→ **TASK INSTRUCTIONS**:
In the entries below, find every line with the string "miejsca" and copy it.

Items listed in a dataset
-- Opening Marker --
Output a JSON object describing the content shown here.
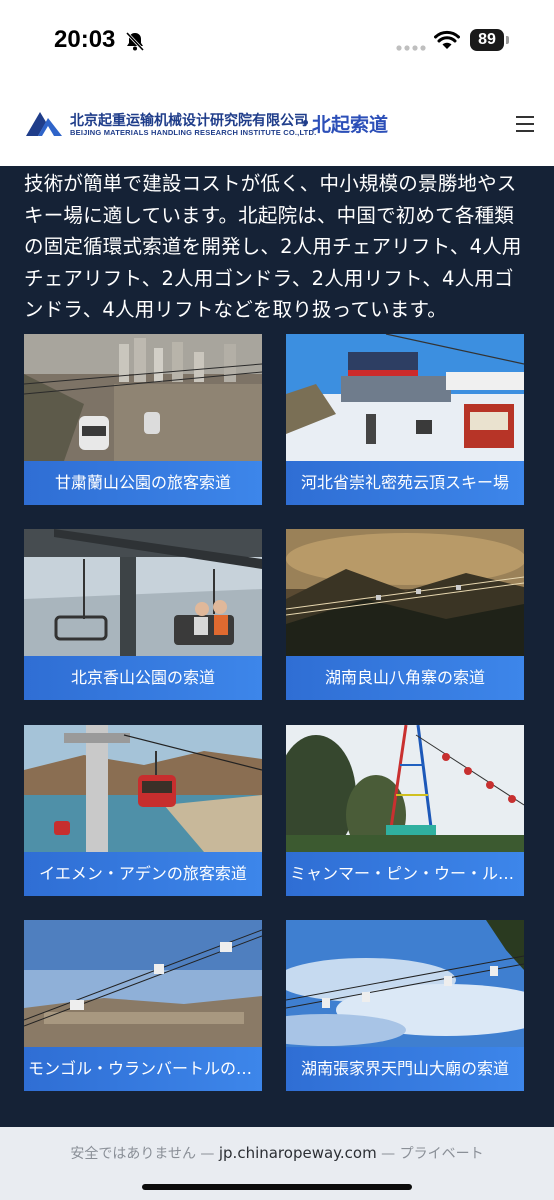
{
  "status_bar": {
    "time": "20:03",
    "battery": "89",
    "icons": [
      "bell-slash-icon",
      "signal-dots-icon",
      "wifi-icon",
      "battery-icon"
    ]
  },
  "header": {
    "company_cn": "北京起重运输机械设计研究院有限公司",
    "company_en": "BEIJING MATERIALS HANDLING RESEARCH INSTITUTE CO.,LTD.",
    "brand": "北起索道",
    "menu_icon": "hamburger-menu-icon"
  },
  "intro": {
    "text": "技術が簡単で建設コストが低く、中小規模の景勝地やスキー場に適しています。北起院は、中国で初めて各種類の固定循環式索道を開発し、2人用チェアリフト、4人用チェアリフト、2人用ゴンドラ、2人用リフト、4人用ゴンドラ、4人用リフトなどを取り扱っています。"
  },
  "projects": [
    {
      "caption": "甘粛蘭山公園の旅客索道"
    },
    {
      "caption": "河北省崇礼密苑云頂スキー場"
    },
    {
      "caption": "北京香山公園の索道"
    },
    {
      "caption": "湖南良山八角寨の索道"
    },
    {
      "caption": "イエメン・アデンの旅客索道"
    },
    {
      "caption": "ミャンマー・ピン・ウー・ルウィン"
    },
    {
      "caption": "モンゴル・ウランバートルのスキー場"
    },
    {
      "caption": "湖南張家界天門山大廟の索道"
    }
  ],
  "browser": {
    "security": "安全ではありません —",
    "domain": "jp.chinaropeway.com",
    "mode": "— プライベート"
  },
  "colors": {
    "page_background": "#152236",
    "caption_blue": "#3d86ea",
    "brand_blue": "#1f3d8a"
  }
}
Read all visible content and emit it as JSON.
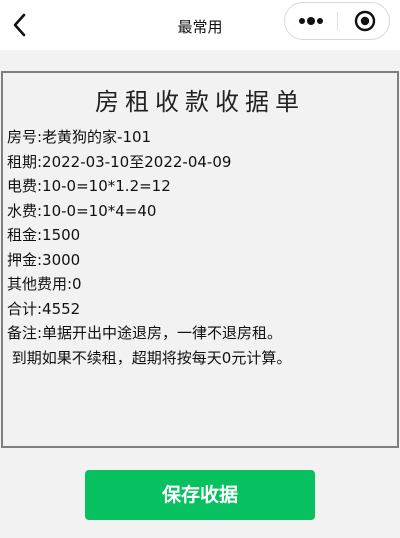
{
  "nav": {
    "title": "最常用"
  },
  "receipt": {
    "title": "房租收款收据单",
    "lines": [
      "房号:老黄狗的家-101",
      "租期:2022-03-10至2022-04-09",
      "电费:10-0=10*1.2=12",
      "水费:10-0=10*4=40",
      "租金:1500",
      "押金:3000",
      "其他费用:0",
      "合计:4552",
      "备注:单据开出中途退房，一律不退房租。",
      " 到期如果不续租，超期将按每天0元计算。"
    ]
  },
  "actions": {
    "save_label": "保存收据"
  },
  "colors": {
    "primary": "#07c160",
    "border": "#7f7f7f",
    "background": "#f2f2f2"
  },
  "icons": {
    "back": "chevron-left",
    "more": "more-dots",
    "close": "target-circle"
  }
}
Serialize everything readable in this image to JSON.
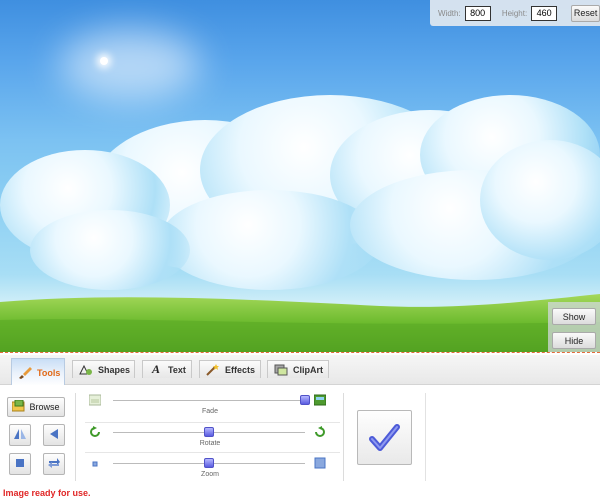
{
  "size_panel": {
    "width_label": "Width:",
    "width_value": "800",
    "height_label": "Height:",
    "height_value": "460",
    "reset_label": "Reset"
  },
  "side_buttons": {
    "show_label": "Show",
    "hide_label": "Hide"
  },
  "tabs": [
    {
      "label": "Tools",
      "icon": "brush-icon",
      "active": true
    },
    {
      "label": "Shapes",
      "icon": "shapes-icon",
      "active": false
    },
    {
      "label": "Text",
      "icon": "text-a-icon",
      "active": false
    },
    {
      "label": "Effects",
      "icon": "magic-wand-icon",
      "active": false
    },
    {
      "label": "ClipArt",
      "icon": "clipart-icon",
      "active": false
    }
  ],
  "tools": {
    "browse_label": "Browse",
    "sliders": [
      {
        "label": "Fade",
        "value": 1.0
      },
      {
        "label": "Rotate",
        "value": 0.5
      },
      {
        "label": "Zoom",
        "value": 0.5
      }
    ]
  },
  "status": {
    "message": "Image ready for use.",
    "color": "#e02626"
  },
  "colors": {
    "accent_tab": "#e26a18",
    "slider_thumb": "#5a5ce0",
    "sky": "#5aa6ec",
    "grass": "#6cbb2e"
  }
}
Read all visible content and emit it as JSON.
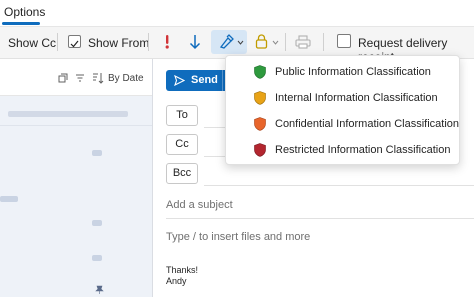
{
  "tabs": {
    "options_label": "Options"
  },
  "ribbon": {
    "show_cc": "Show Cc",
    "show_from": "Show From",
    "request_receipt": "Request delivery receipt",
    "colors": {
      "flag_red": "#d13438",
      "arrow_blue": "#0f6cbd",
      "lock_amber": "#c19c00"
    }
  },
  "list": {
    "sort_label": "By Date"
  },
  "compose": {
    "send_label": "Send",
    "to_label": "To",
    "cc_label": "Cc",
    "bcc_label": "Bcc",
    "subject_placeholder": "Add a subject",
    "body_placeholder": "Type / to insert files and more",
    "signature_line1": "Thanks!",
    "signature_line2": "Andy"
  },
  "dropdown": {
    "items": [
      {
        "label": "Public Information Classification",
        "icon": "green-shield-icon",
        "color": "#2e9a3e"
      },
      {
        "label": "Internal Information Classification",
        "icon": "yellow-shield-icon",
        "color": "#e8a317"
      },
      {
        "label": "Confidential Information Classification",
        "icon": "orange-shield-icon",
        "color": "#e8652b"
      },
      {
        "label": "Restricted Information Classification",
        "icon": "red-shield-icon",
        "color": "#b3262f"
      }
    ]
  }
}
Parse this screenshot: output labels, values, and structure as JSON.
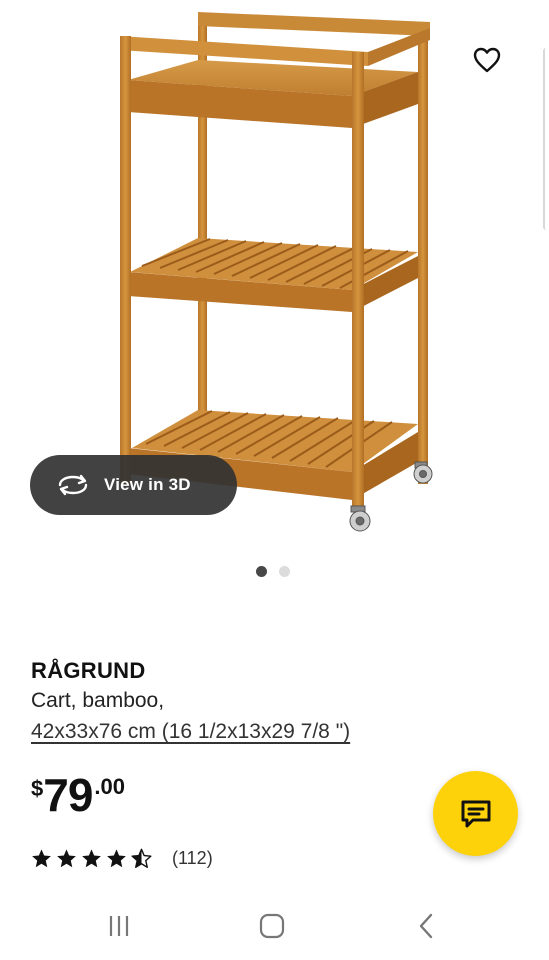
{
  "product": {
    "name": "RÅGRUND",
    "description": "Cart, bamboo,",
    "size": "42x33x76 cm (16 1/2x13x29 7/8 \")"
  },
  "price": {
    "currency": "$",
    "integer": "79",
    "decimal": ".00"
  },
  "rating": {
    "stars": 4.5,
    "max_stars": 5,
    "count": "(112)"
  },
  "gallery": {
    "view_3d_label": "View in 3D",
    "image_count": 2,
    "active_image": 1
  },
  "icons": {
    "favorite": "heart-outline-icon",
    "view_3d": "rotate-3d-icon",
    "chat": "chat-bubble-icon",
    "nav_recents": "recent-apps-icon",
    "nav_home": "home-icon",
    "nav_back": "back-icon"
  },
  "colors": {
    "accent_yellow": "#fdd20a",
    "dark_pill": "#323232",
    "bamboo": "#c8872e",
    "text": "#111111"
  }
}
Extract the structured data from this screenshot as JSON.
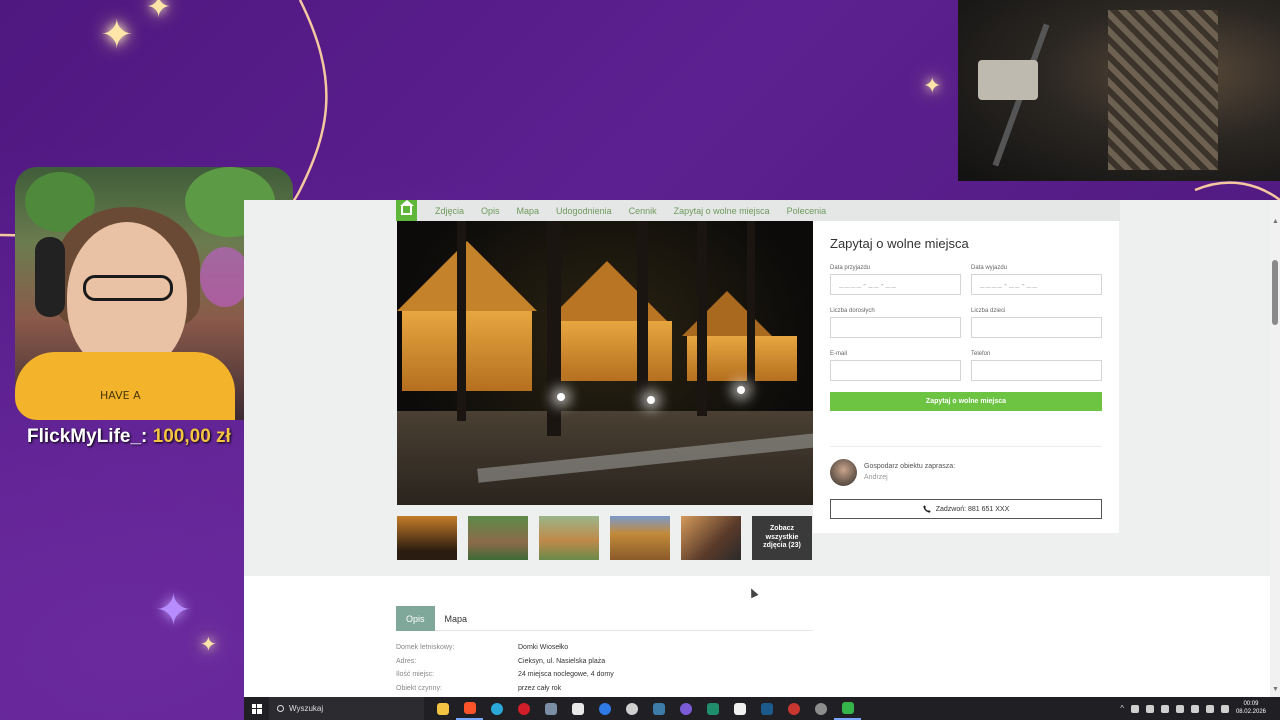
{
  "colors": {
    "accent_green": "#6cc442",
    "nav_link": "#6f9a5e",
    "tab_active": "#7fa89a",
    "stream_purple": "#5b1e8c",
    "donation_gold": "#f5c542"
  },
  "overlay": {
    "donation_name": "FlickMyLife_:",
    "donation_amount": "100,00 zł",
    "shirt_text": "HAVE A"
  },
  "site": {
    "home_icon": "home-icon",
    "nav": [
      "Zdjęcia",
      "Opis",
      "Mapa",
      "Udogodnienia",
      "Cennik",
      "Zapytaj o wolne miejsca",
      "Polecenia"
    ],
    "gallery": {
      "more_label": "Zobacz wszystkie zdjęcia (23)"
    },
    "form": {
      "title": "Zapytaj o wolne miejsca",
      "arrival_label": "Data przyjazdu",
      "arrival_placeholder": "____-__-__",
      "departure_label": "Data wyjazdu",
      "departure_placeholder": "____-__-__",
      "adults_label": "Liczba dorosłych",
      "children_label": "Liczba dzieci",
      "email_label": "E-mail",
      "phone_label": "Telefon",
      "submit_label": "Zapytaj o wolne miejsca"
    },
    "host": {
      "label": "Gospodarz obiektu zaprasza:",
      "name": "Andrzej",
      "call_label": "Zadzwoń: 881 651 XXX"
    },
    "tabs": [
      {
        "label": "Opis",
        "active": true
      },
      {
        "label": "Mapa",
        "active": false
      }
    ],
    "description": [
      {
        "label": "Domek letniskowy:",
        "value": "Domki Wiosełko"
      },
      {
        "label": "Adres:",
        "value": "Cieksyn, ul. Nasielska plaża"
      },
      {
        "label": "Ilość miejsc:",
        "value": "24 miejsca noclegowe, 4 domy"
      },
      {
        "label": "Obiekt czynny:",
        "value": "przez cały rok"
      }
    ]
  },
  "taskbar": {
    "search_placeholder": "Wyszukaj",
    "time": "00:09",
    "date": "08.02.2026",
    "apps": [
      "file-explorer-icon",
      "brave-icon",
      "edge-icon",
      "opera-icon",
      "app-icon",
      "epic-games-icon",
      "app-icon",
      "obs-icon",
      "steam-icon",
      "discord-icon",
      "app-icon",
      "app-icon",
      "steam-icon",
      "app-icon",
      "app-icon",
      "app-icon"
    ]
  }
}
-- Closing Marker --
→ **OUTPUT FOR THIS TASK**:
      "Zapytaj o wolne miejsca",
      "title": "Zapytaj o wolne miejsca",
      "submit_label": "Zapytaj o wolne miejsca"
        "value": "24 miejsca noclegowe, 4 domy"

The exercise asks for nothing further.